A Ukrainian deeptech startup is launching a charity NFT project to sell AI-generated artworks with the twin goal of raising money to support people affected by the war of aggression and also – it hopes – keep attention locked on the conflict as it approaches its fourth month , with many in the country concerned that the world’s focus is flagging.
The collection of AI-generated ‘artworks’ depict various events, moments and people that have featured in the war – including many reported events such as the attack on Snake Island or the Russian ‘Moscow’ cruiser on fire. There are also more general scenes from the war on show, such as scenes of locals sheltering in subways or the shelling of Ukrainian cities.
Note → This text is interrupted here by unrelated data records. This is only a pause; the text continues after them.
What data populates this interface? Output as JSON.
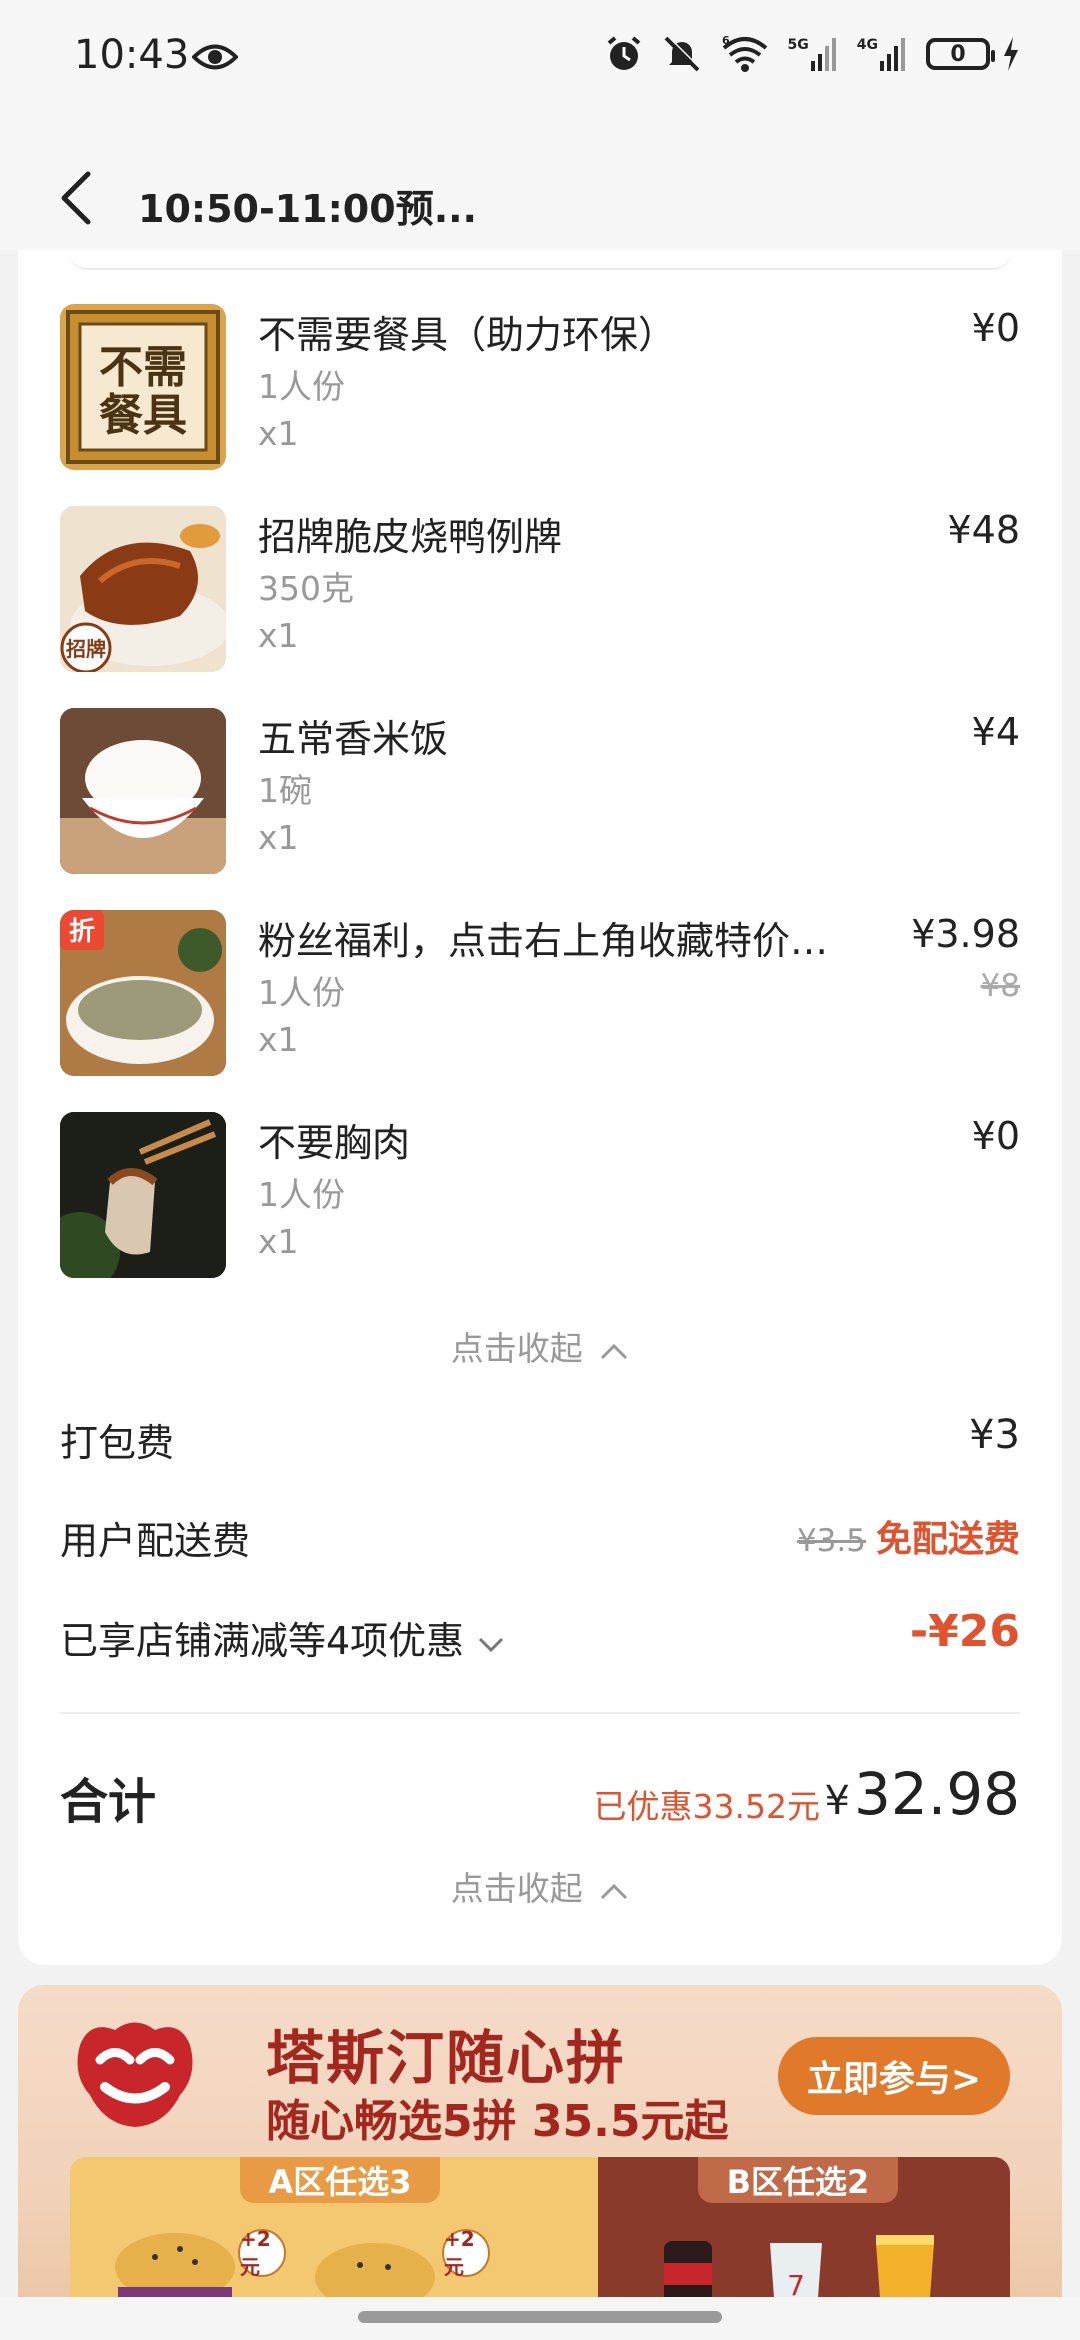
{
  "status_bar": {
    "time": "10:43",
    "battery": "0",
    "net5g": "5G",
    "net4g": "4G",
    "wifi_tag": "6"
  },
  "header": {
    "title": "10:50-11:00预..."
  },
  "items": [
    {
      "name": "不需要餐具（助力环保）",
      "spec": "1人份",
      "qty": "x1",
      "price": "¥0",
      "orig_price": ""
    },
    {
      "name": "招牌脆皮烧鸭例牌",
      "spec": "350克",
      "qty": "x1",
      "price": "¥48",
      "orig_price": ""
    },
    {
      "name": "五常香米饭",
      "spec": "1碗",
      "qty": "x1",
      "price": "¥4",
      "orig_price": ""
    },
    {
      "name": "粉丝福利，点击右上角收藏特价购...",
      "spec": "1人份",
      "qty": "x1",
      "price": "¥3.98",
      "orig_price": "¥8"
    },
    {
      "name": "不要胸肉",
      "spec": "1人份",
      "qty": "x1",
      "price": "¥0",
      "orig_price": ""
    }
  ],
  "thumb_texts": {
    "utensils_line1": "不需",
    "utensils_line2": "餐具",
    "duck_badge": "招牌",
    "discount_badge": "折"
  },
  "collapse_label": "点击收起",
  "fees": {
    "packing_label": "打包费",
    "packing_value": "¥3",
    "delivery_label": "用户配送费",
    "delivery_orig": "¥3.5",
    "delivery_value": "免配送费",
    "discount_label": "已享店铺满减等4项优惠",
    "discount_value": "-¥26"
  },
  "total": {
    "label": "合计",
    "saved": "已优惠33.52元",
    "yen": "¥",
    "amount": "32.98"
  },
  "banner": {
    "title": "塔斯汀随心拼",
    "subtitle": "随心畅选5拼 35.5元起",
    "button": "立即参与>",
    "zone_a": "A区任选3",
    "zone_b": "B区任选2",
    "plus": "+2元"
  },
  "colors": {
    "accent_red": "#e0532e",
    "banner_red": "#a3271e",
    "join_orange": "#e07a2a"
  }
}
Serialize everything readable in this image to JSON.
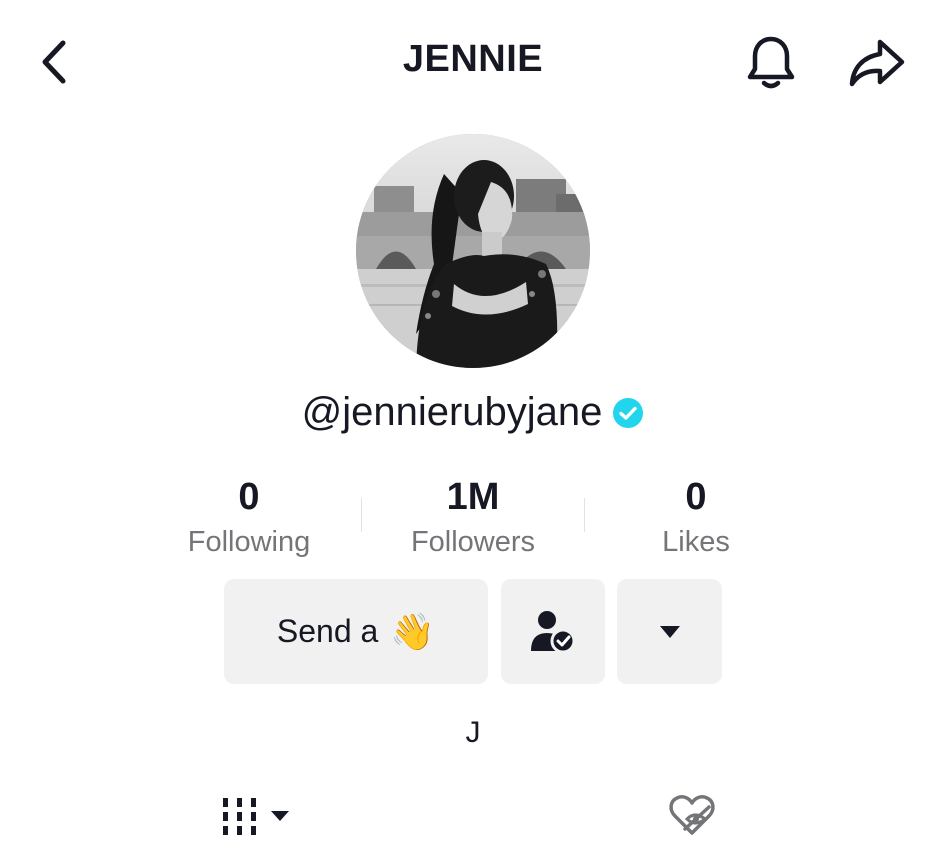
{
  "header": {
    "title": "JENNIE"
  },
  "profile": {
    "username": "@jennierubyjane",
    "verified": true,
    "bio": "J"
  },
  "stats": [
    {
      "value": "0",
      "label": "Following"
    },
    {
      "value": "1M",
      "label": "Followers"
    },
    {
      "value": "0",
      "label": "Likes"
    }
  ],
  "actions": {
    "send_label": "Send a",
    "send_emoji": "👋"
  },
  "icons": {
    "back": "chevron-left-icon",
    "bell": "bell-icon",
    "share": "share-arrow-icon",
    "friend": "user-check-icon",
    "more": "caret-down-icon",
    "grid": "grid-icon",
    "liked": "hidden-heart-icon"
  },
  "colors": {
    "text": "#161823",
    "secondary_text": "#747579",
    "button_bg": "#f1f1f2",
    "verified_badge": "#20d5ec"
  }
}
Another of the artworks (pictured above) is a portrait of Ukraine’s indefatigable president Zelenskyy – accompanied by a text description recalling his refusal to leave the country soon after Russia invaded and his request that the West send weapons instead.
The generative artworks have all been rendered in a heroic, oil painterly style by the startup’s AI software.
The Sirens Gallery, as the project is named, is showcasing more of the collection – which will comprise close to 2,000 artworks in total – on its website.
The team behind the project hails from a game development-focused startup, called ZibraAI, which has most of its staff based inside Ukraine. They’ve drawn on their expertise in machine learning and content generation technologies to create a neural network pipeline that generates art from text descriptions, as COO Roman Mogylnyi – who is also a co-founder (and former CEO) of the AI face-swap app, Reface – tells it.
The AI tech is operating in the same ballpark as OpenAI’s DALL-E transformer language model – which has been grabbing online attention in recent months as web users have been able to plug in their own text prompts to get almost instant (but typically hit and miss ) illustrations on-demand.
Albeit, in this case the AI model was trained on imagery from the Ukraine war – including, by the looks of it, this iconic photo of a soldier standing in a ray of light inside the Azovstal steelworks in Mariupol, among others.
“We created the whole tech and we fine-tuned it a little bit on the pictures from the war,” confirms Mogylnyi, who says their first focus was on making the model’s output “look like artworks”. “It was fine-tuned for the events of the war because if you just type in some events from Mariupol in general, the usual neural networks won’t do that. So that’s why some images may seem familiar… because they were in a fine-tuning data set. ”
“We looked at different approaches… but we always make our own technologies,” he also tells TechCrunch, discussing how similar the tech is compared to other transformer language models. “It has text inputs that you type in and then you get the artwork. Also a lot of work was done because it took quite a lot of time to make it look like real artworks – and in a good way. ”
The style of the artworks intentionally evokes a heroic (or well tragic-heroic) look. And the use of AI to automate the production of such works could end up opening a new chapter in the history of war propaganda art, depending on how impactful this sort of material proves to be.
“We wanted to praise the courage of the people of Ukraine who are doing different stuff from volunteering to fighting,” confirms Mogylnyi, adding: “We cherry-picked the events.”
He also says the team engaged in plenty of human curation – saying they probably generated between 3x and 4x more images in total to narrow the Sirens collection down to a total of 1,991 images that will be put up for sale as NFTs (aka, non- fungible tokens or, more basically, digital collectables), starting from Friday – with the goal of raising up to $ 2M for their two chosen local charities. (The starting price for NFT will be $ 100.)
The two Ukrainian charities the team has chosen to support are Dobro.ua, which is focused on providing assistance to children in hospitals during the war; and Unchain.fund – a “crypto-native” charity organization which says it aims to provide timely humanitarian assistance to Ukrainians affected by the war such as by sending cash assistance payments to mothers direct to a mobile wallet.
The charities’ crypto wallets have been integrated into a smart contract of the Sirens NFT sales – meaning the money raised should be transferred to them directly on the completion of the sales. “By purchasing Sirens Gallery NFTs, buyers are directly helping to rescue children and adults who are suffering from the war in Ukraine and are forced to remain in danger,” the team adds.
The first drop of 661 NFT artworks will take place this Friday at OpenSea, followed by another two drops of a similar amount of NFTs in the coming weeks.
Asked why the team decided to sell the AI-generated war artworks as NFTs – which demands a certain level of crypto-savvy among buyers (potentially restricting the pool of people who are able to support the project) – Mogylnyi responds by emphasizing Ukraine’s technology spirit ”which he says is driving its eager embrace of Web3 technologies.
He also points to how much cryptocurrency the Ukrainian government has been able to raise to support war efforts and for humanitarian needs by making appeals for crypto donations – further noting the country’s Ministry of Digital Transformation is an official backer of the Sirens Project so will also be showcasing the NFTs for sale. “They have a link on their website where they show the NFT collections that they support that are raising money for donations for Ukraine.”